##### Data for this task #####
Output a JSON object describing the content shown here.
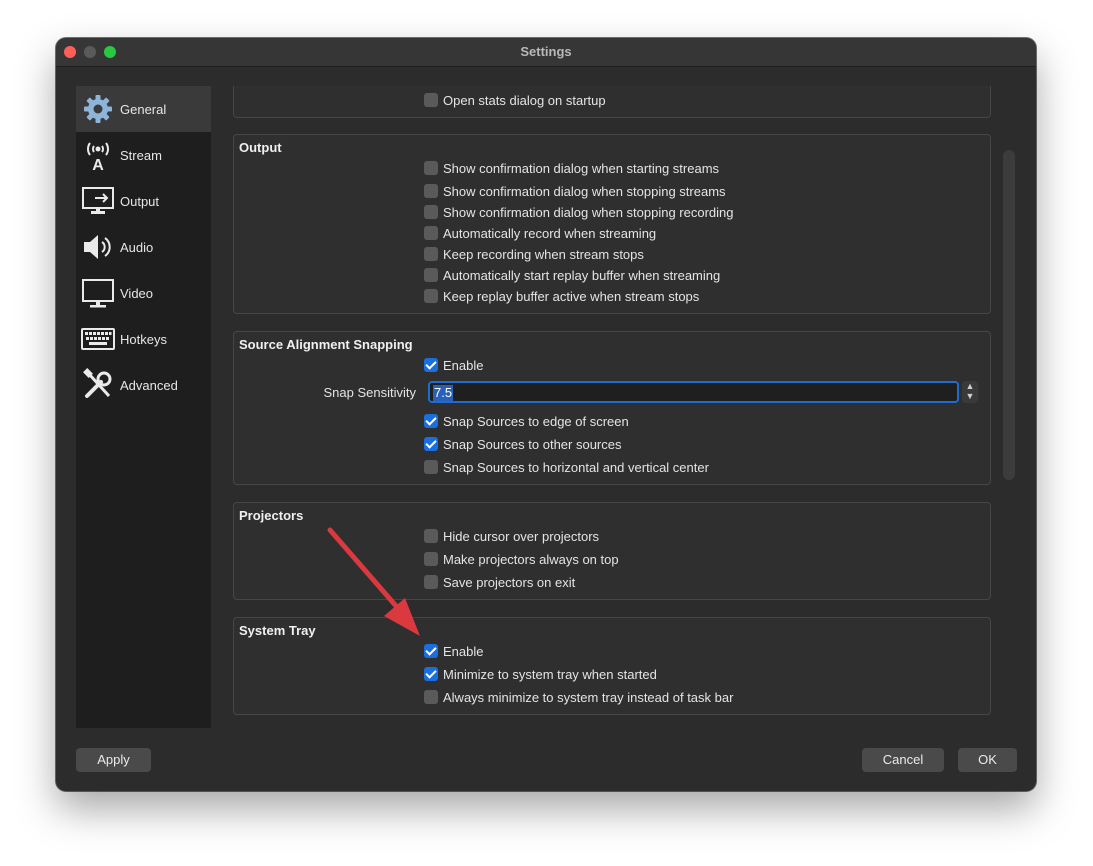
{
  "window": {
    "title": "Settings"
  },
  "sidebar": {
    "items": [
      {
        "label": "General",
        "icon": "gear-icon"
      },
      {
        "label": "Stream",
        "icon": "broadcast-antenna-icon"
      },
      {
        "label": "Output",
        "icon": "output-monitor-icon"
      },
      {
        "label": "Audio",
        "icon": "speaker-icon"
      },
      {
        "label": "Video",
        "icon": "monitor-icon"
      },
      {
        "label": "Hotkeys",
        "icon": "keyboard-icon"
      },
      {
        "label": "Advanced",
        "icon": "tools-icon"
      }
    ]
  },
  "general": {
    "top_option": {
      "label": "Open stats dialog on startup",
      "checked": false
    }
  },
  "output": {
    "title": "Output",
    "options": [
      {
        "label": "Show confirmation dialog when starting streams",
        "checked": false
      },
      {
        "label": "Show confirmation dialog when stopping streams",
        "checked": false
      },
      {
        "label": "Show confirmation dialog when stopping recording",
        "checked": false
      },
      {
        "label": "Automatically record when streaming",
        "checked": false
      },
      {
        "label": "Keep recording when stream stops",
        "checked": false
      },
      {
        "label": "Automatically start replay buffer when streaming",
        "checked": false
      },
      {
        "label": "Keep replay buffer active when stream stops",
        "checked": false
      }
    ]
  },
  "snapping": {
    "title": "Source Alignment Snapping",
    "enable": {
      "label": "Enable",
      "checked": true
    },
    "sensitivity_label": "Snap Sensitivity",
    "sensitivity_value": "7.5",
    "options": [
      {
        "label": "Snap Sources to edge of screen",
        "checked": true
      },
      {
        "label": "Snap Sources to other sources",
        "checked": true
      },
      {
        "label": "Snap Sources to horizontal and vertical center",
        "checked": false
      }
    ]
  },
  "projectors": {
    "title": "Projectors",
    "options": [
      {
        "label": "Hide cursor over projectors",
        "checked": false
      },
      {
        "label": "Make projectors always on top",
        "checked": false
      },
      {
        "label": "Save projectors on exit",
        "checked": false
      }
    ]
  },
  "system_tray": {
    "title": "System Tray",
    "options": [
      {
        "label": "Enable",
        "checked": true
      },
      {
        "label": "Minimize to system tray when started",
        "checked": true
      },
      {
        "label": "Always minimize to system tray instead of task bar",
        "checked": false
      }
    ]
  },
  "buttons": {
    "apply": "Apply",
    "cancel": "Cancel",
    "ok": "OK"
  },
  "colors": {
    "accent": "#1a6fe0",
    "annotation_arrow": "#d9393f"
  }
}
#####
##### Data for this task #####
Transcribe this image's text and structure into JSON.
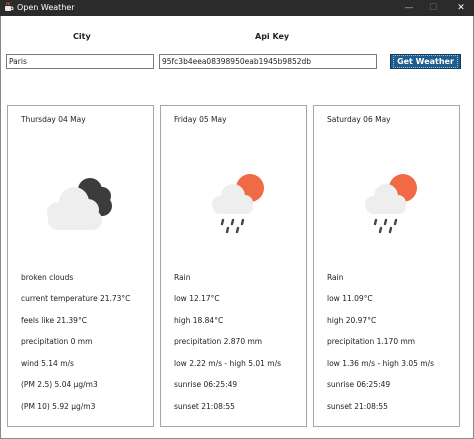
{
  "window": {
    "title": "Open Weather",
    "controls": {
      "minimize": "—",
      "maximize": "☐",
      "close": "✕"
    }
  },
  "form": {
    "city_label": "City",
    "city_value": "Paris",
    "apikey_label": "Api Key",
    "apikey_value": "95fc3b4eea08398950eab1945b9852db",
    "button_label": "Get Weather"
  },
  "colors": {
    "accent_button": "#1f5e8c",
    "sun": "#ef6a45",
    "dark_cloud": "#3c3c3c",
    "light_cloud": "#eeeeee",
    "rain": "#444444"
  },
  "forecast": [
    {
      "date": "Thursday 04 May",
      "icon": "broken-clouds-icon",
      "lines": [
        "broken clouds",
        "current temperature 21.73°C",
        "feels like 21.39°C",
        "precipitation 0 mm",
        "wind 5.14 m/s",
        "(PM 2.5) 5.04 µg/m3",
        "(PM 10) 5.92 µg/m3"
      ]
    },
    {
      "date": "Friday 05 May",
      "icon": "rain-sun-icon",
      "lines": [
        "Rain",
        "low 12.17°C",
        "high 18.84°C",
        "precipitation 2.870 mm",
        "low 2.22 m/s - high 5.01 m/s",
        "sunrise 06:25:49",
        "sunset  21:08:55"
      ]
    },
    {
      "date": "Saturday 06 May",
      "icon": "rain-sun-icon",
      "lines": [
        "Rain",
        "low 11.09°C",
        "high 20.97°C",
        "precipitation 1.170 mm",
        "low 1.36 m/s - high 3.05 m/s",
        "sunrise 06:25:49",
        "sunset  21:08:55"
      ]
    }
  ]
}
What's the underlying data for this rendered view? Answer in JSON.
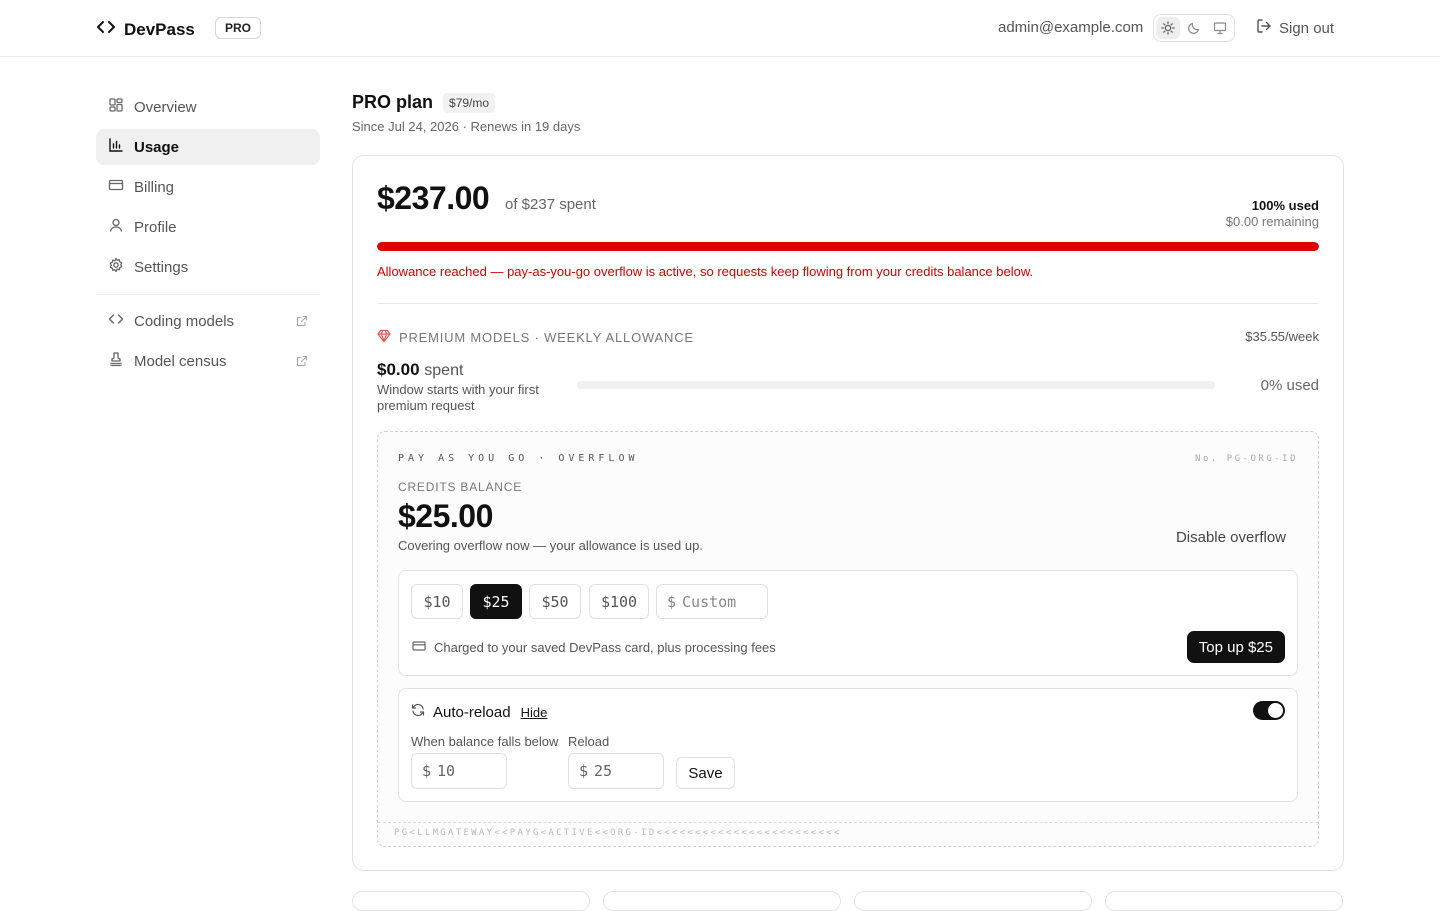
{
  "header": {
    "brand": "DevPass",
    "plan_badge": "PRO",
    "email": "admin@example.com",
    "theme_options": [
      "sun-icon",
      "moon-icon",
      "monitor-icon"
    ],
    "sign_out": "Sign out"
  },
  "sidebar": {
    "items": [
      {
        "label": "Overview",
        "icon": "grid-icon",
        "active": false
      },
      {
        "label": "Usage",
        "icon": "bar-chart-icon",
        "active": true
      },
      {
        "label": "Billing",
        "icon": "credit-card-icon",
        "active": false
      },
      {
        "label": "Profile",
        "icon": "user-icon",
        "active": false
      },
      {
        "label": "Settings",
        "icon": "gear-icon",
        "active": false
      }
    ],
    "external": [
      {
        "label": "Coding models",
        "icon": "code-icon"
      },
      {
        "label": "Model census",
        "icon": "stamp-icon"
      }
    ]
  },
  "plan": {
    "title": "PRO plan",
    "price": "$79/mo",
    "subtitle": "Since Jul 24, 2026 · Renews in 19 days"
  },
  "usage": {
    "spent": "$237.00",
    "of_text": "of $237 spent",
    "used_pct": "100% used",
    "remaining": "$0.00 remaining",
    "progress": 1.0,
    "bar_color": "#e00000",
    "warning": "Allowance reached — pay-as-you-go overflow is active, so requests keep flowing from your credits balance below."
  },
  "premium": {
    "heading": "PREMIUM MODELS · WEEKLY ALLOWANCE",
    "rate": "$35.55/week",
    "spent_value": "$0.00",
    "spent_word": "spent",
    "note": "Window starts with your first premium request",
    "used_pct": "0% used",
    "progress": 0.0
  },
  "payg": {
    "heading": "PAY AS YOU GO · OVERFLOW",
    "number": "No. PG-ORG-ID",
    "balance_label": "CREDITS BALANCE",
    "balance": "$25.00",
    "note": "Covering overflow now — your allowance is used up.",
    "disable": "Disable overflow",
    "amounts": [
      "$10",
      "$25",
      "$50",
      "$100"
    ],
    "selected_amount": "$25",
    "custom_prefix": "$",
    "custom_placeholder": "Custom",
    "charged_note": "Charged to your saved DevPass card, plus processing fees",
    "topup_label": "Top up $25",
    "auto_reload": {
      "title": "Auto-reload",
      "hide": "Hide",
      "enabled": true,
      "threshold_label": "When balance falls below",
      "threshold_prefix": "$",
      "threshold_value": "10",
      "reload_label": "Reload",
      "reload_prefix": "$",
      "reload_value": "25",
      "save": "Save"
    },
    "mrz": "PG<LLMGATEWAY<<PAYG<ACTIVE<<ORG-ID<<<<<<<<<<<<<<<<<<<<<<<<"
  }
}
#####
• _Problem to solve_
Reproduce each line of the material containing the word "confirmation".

• _Expected answer_
        "label": "Show confirmation dialog when starting streams",
        "label": "Show confirmation dialog when stopping streams",
        "label": "Show confirmation dialog when stopping recording",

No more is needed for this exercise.